# YOUR TASK
Reproduce the records exactly.

# PROVIDED DATA
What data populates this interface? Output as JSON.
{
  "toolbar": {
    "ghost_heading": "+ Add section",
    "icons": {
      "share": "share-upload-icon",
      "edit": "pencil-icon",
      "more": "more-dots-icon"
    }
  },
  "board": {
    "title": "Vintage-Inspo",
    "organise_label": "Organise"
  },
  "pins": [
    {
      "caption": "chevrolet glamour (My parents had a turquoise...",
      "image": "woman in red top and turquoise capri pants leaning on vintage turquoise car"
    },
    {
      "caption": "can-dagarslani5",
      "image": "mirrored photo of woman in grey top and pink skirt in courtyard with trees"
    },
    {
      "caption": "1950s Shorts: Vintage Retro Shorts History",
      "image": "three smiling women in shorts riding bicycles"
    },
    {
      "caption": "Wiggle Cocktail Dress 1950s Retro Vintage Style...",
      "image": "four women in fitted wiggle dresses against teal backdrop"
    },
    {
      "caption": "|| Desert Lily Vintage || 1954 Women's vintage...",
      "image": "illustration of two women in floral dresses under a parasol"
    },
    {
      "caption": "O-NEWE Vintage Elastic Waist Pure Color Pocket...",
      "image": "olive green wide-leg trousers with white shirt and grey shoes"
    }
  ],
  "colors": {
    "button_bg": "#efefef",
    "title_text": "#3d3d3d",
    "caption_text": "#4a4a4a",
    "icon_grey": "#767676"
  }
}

# SOLUTION TO THIS PROBLEM
What data populates this interface? Output as JSON.
{
  "toolbar": {
    "ghost_heading": "+ Add section",
    "icons": {
      "share": "share-upload-icon",
      "edit": "pencil-icon",
      "more": "more-dots-icon"
    }
  },
  "board": {
    "title": "Vintage-Inspo",
    "organise_label": "Organise"
  },
  "pins": [
    {
      "caption": "chevrolet glamour (My parents had a turquoise...",
      "image": "woman in red top and turquoise capri pants leaning on vintage turquoise car"
    },
    {
      "caption": "can-dagarslani5",
      "image": "mirrored photo of woman in grey top and pink skirt in courtyard with trees"
    },
    {
      "caption": "1950s Shorts: Vintage Retro Shorts History",
      "image": "three smiling women in shorts riding bicycles"
    },
    {
      "caption": "Wiggle Cocktail Dress 1950s Retro Vintage Style...",
      "image": "four women in fitted wiggle dresses against teal backdrop"
    },
    {
      "caption": "|| Desert Lily Vintage || 1954 Women's vintage...",
      "image": "illustration of two women in floral dresses under a parasol"
    },
    {
      "caption": "O-NEWE Vintage Elastic Waist Pure Color Pocket...",
      "image": "olive green wide-leg trousers with white shirt and grey shoes"
    }
  ],
  "colors": {
    "button_bg": "#efefef",
    "title_text": "#3d3d3d",
    "caption_text": "#4a4a4a",
    "icon_grey": "#767676"
  }
}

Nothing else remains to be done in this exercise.